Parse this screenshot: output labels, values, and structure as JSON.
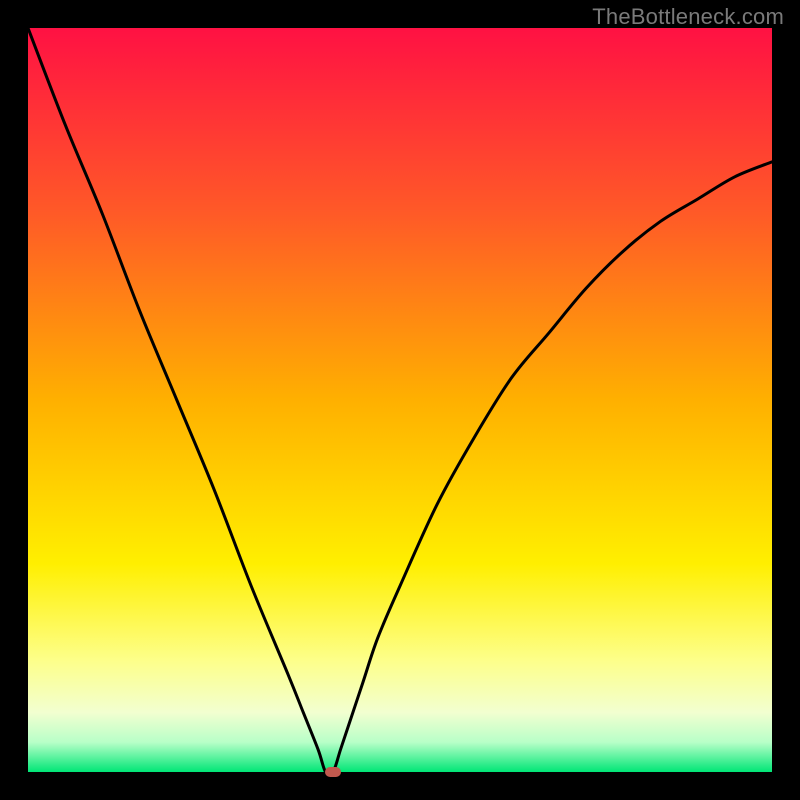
{
  "watermark": "TheBottleneck.com",
  "colors": {
    "frame_bg": "#000000",
    "watermark_text": "#7a7a7a",
    "curve_stroke": "#000000",
    "marker_fill": "#c1594e",
    "gradient_stops": [
      {
        "offset": 0.0,
        "color": "#ff1143"
      },
      {
        "offset": 0.25,
        "color": "#ff5a27"
      },
      {
        "offset": 0.5,
        "color": "#ffb000"
      },
      {
        "offset": 0.72,
        "color": "#ffef00"
      },
      {
        "offset": 0.85,
        "color": "#fdff8a"
      },
      {
        "offset": 0.92,
        "color": "#f2ffd0"
      },
      {
        "offset": 0.96,
        "color": "#b8ffc8"
      },
      {
        "offset": 1.0,
        "color": "#00e676"
      }
    ]
  },
  "chart_data": {
    "type": "line",
    "title": "",
    "xlabel": "",
    "ylabel": "",
    "xlim": [
      0,
      100
    ],
    "ylim": [
      0,
      100
    ],
    "x": [
      0,
      5,
      10,
      15,
      20,
      25,
      30,
      35,
      37,
      39,
      40,
      41,
      42,
      43,
      45,
      47,
      50,
      55,
      60,
      65,
      70,
      75,
      80,
      85,
      90,
      95,
      100
    ],
    "values": [
      100,
      87,
      75,
      62,
      50,
      38,
      25,
      13,
      8,
      3,
      0,
      0,
      3,
      6,
      12,
      18,
      25,
      36,
      45,
      53,
      59,
      65,
      70,
      74,
      77,
      80,
      82
    ],
    "marker": {
      "x": 41,
      "y": 0
    }
  }
}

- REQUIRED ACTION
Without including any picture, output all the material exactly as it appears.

- EXERCISE RESULT
Parse this screenshot: output labels, values, and structure as JSON.
{
  "watermark": "TheBottleneck.com",
  "colors": {
    "frame_bg": "#000000",
    "watermark_text": "#7a7a7a",
    "curve_stroke": "#000000",
    "marker_fill": "#c1594e",
    "gradient_stops": [
      {
        "offset": 0.0,
        "color": "#ff1143"
      },
      {
        "offset": 0.25,
        "color": "#ff5a27"
      },
      {
        "offset": 0.5,
        "color": "#ffb000"
      },
      {
        "offset": 0.72,
        "color": "#ffef00"
      },
      {
        "offset": 0.85,
        "color": "#fdff8a"
      },
      {
        "offset": 0.92,
        "color": "#f2ffd0"
      },
      {
        "offset": 0.96,
        "color": "#b8ffc8"
      },
      {
        "offset": 1.0,
        "color": "#00e676"
      }
    ]
  },
  "chart_data": {
    "type": "line",
    "title": "",
    "xlabel": "",
    "ylabel": "",
    "xlim": [
      0,
      100
    ],
    "ylim": [
      0,
      100
    ],
    "x": [
      0,
      5,
      10,
      15,
      20,
      25,
      30,
      35,
      37,
      39,
      40,
      41,
      42,
      43,
      45,
      47,
      50,
      55,
      60,
      65,
      70,
      75,
      80,
      85,
      90,
      95,
      100
    ],
    "values": [
      100,
      87,
      75,
      62,
      50,
      38,
      25,
      13,
      8,
      3,
      0,
      0,
      3,
      6,
      12,
      18,
      25,
      36,
      45,
      53,
      59,
      65,
      70,
      74,
      77,
      80,
      82
    ],
    "marker": {
      "x": 41,
      "y": 0
    }
  }
}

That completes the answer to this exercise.